Becoming pregnant or having a child should not be the end of anyone’s education. In fact, becoming a parent can be a powerful motivator that encourages young women to focus on their and their children’s futures. Studies have found that student mothers who had previously disengaged from school can find new reasons to return after the birth of a child. Yet, despite the increased motivation of many young parents to succeed in school and the protection against discrimination provided by Title IX of the Education Amendments of 1972 (“Title IX”), many girls who are pregnant or parenting continue to be pushed out of school. These girls often face discrimination, harassment, inflexible school policies, and other barriers, such as lack of child care and transportation, that make it harder for them to remain and succeed in school. According to a survey conducted by the Bill and Melinda Gates Foundation, a third of young women who did not finish high school stated that becoming a parent played a major role in their decision to leave. Only about half of young mothers will earn a high school diploma by the age of 22, compared with 89 percent of women who did not have a child during their teenage years, and one-third of young mothers will never get a G.E.D. or a diploma.

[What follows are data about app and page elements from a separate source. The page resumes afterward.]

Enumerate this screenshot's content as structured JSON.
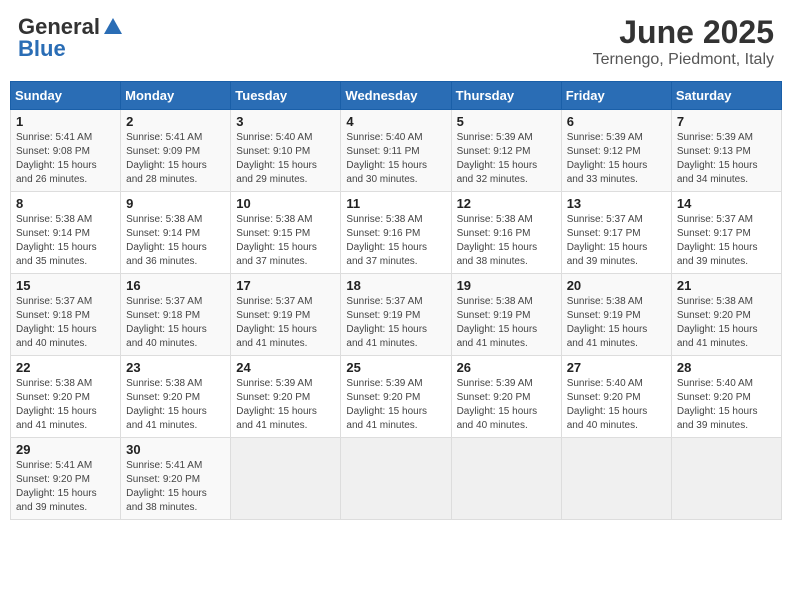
{
  "logo": {
    "general": "General",
    "blue": "Blue"
  },
  "title": "June 2025",
  "location": "Ternengo, Piedmont, Italy",
  "days_header": [
    "Sunday",
    "Monday",
    "Tuesday",
    "Wednesday",
    "Thursday",
    "Friday",
    "Saturday"
  ],
  "weeks": [
    [
      {
        "day": "1",
        "info": "Sunrise: 5:41 AM\nSunset: 9:08 PM\nDaylight: 15 hours\nand 26 minutes."
      },
      {
        "day": "2",
        "info": "Sunrise: 5:41 AM\nSunset: 9:09 PM\nDaylight: 15 hours\nand 28 minutes."
      },
      {
        "day": "3",
        "info": "Sunrise: 5:40 AM\nSunset: 9:10 PM\nDaylight: 15 hours\nand 29 minutes."
      },
      {
        "day": "4",
        "info": "Sunrise: 5:40 AM\nSunset: 9:11 PM\nDaylight: 15 hours\nand 30 minutes."
      },
      {
        "day": "5",
        "info": "Sunrise: 5:39 AM\nSunset: 9:12 PM\nDaylight: 15 hours\nand 32 minutes."
      },
      {
        "day": "6",
        "info": "Sunrise: 5:39 AM\nSunset: 9:12 PM\nDaylight: 15 hours\nand 33 minutes."
      },
      {
        "day": "7",
        "info": "Sunrise: 5:39 AM\nSunset: 9:13 PM\nDaylight: 15 hours\nand 34 minutes."
      }
    ],
    [
      {
        "day": "8",
        "info": "Sunrise: 5:38 AM\nSunset: 9:14 PM\nDaylight: 15 hours\nand 35 minutes."
      },
      {
        "day": "9",
        "info": "Sunrise: 5:38 AM\nSunset: 9:14 PM\nDaylight: 15 hours\nand 36 minutes."
      },
      {
        "day": "10",
        "info": "Sunrise: 5:38 AM\nSunset: 9:15 PM\nDaylight: 15 hours\nand 37 minutes."
      },
      {
        "day": "11",
        "info": "Sunrise: 5:38 AM\nSunset: 9:16 PM\nDaylight: 15 hours\nand 37 minutes."
      },
      {
        "day": "12",
        "info": "Sunrise: 5:38 AM\nSunset: 9:16 PM\nDaylight: 15 hours\nand 38 minutes."
      },
      {
        "day": "13",
        "info": "Sunrise: 5:37 AM\nSunset: 9:17 PM\nDaylight: 15 hours\nand 39 minutes."
      },
      {
        "day": "14",
        "info": "Sunrise: 5:37 AM\nSunset: 9:17 PM\nDaylight: 15 hours\nand 39 minutes."
      }
    ],
    [
      {
        "day": "15",
        "info": "Sunrise: 5:37 AM\nSunset: 9:18 PM\nDaylight: 15 hours\nand 40 minutes."
      },
      {
        "day": "16",
        "info": "Sunrise: 5:37 AM\nSunset: 9:18 PM\nDaylight: 15 hours\nand 40 minutes."
      },
      {
        "day": "17",
        "info": "Sunrise: 5:37 AM\nSunset: 9:19 PM\nDaylight: 15 hours\nand 41 minutes."
      },
      {
        "day": "18",
        "info": "Sunrise: 5:37 AM\nSunset: 9:19 PM\nDaylight: 15 hours\nand 41 minutes."
      },
      {
        "day": "19",
        "info": "Sunrise: 5:38 AM\nSunset: 9:19 PM\nDaylight: 15 hours\nand 41 minutes."
      },
      {
        "day": "20",
        "info": "Sunrise: 5:38 AM\nSunset: 9:19 PM\nDaylight: 15 hours\nand 41 minutes."
      },
      {
        "day": "21",
        "info": "Sunrise: 5:38 AM\nSunset: 9:20 PM\nDaylight: 15 hours\nand 41 minutes."
      }
    ],
    [
      {
        "day": "22",
        "info": "Sunrise: 5:38 AM\nSunset: 9:20 PM\nDaylight: 15 hours\nand 41 minutes."
      },
      {
        "day": "23",
        "info": "Sunrise: 5:38 AM\nSunset: 9:20 PM\nDaylight: 15 hours\nand 41 minutes."
      },
      {
        "day": "24",
        "info": "Sunrise: 5:39 AM\nSunset: 9:20 PM\nDaylight: 15 hours\nand 41 minutes."
      },
      {
        "day": "25",
        "info": "Sunrise: 5:39 AM\nSunset: 9:20 PM\nDaylight: 15 hours\nand 41 minutes."
      },
      {
        "day": "26",
        "info": "Sunrise: 5:39 AM\nSunset: 9:20 PM\nDaylight: 15 hours\nand 40 minutes."
      },
      {
        "day": "27",
        "info": "Sunrise: 5:40 AM\nSunset: 9:20 PM\nDaylight: 15 hours\nand 40 minutes."
      },
      {
        "day": "28",
        "info": "Sunrise: 5:40 AM\nSunset: 9:20 PM\nDaylight: 15 hours\nand 39 minutes."
      }
    ],
    [
      {
        "day": "29",
        "info": "Sunrise: 5:41 AM\nSunset: 9:20 PM\nDaylight: 15 hours\nand 39 minutes."
      },
      {
        "day": "30",
        "info": "Sunrise: 5:41 AM\nSunset: 9:20 PM\nDaylight: 15 hours\nand 38 minutes."
      },
      {
        "day": "",
        "info": ""
      },
      {
        "day": "",
        "info": ""
      },
      {
        "day": "",
        "info": ""
      },
      {
        "day": "",
        "info": ""
      },
      {
        "day": "",
        "info": ""
      }
    ]
  ]
}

This report utilizes new research and existing data to identify the educational barriers that girls who are pregnant or parenting face and provides recommendations for how policymakers, schools, and communities can support these girls and harness their motivation to improve their educational outcomes.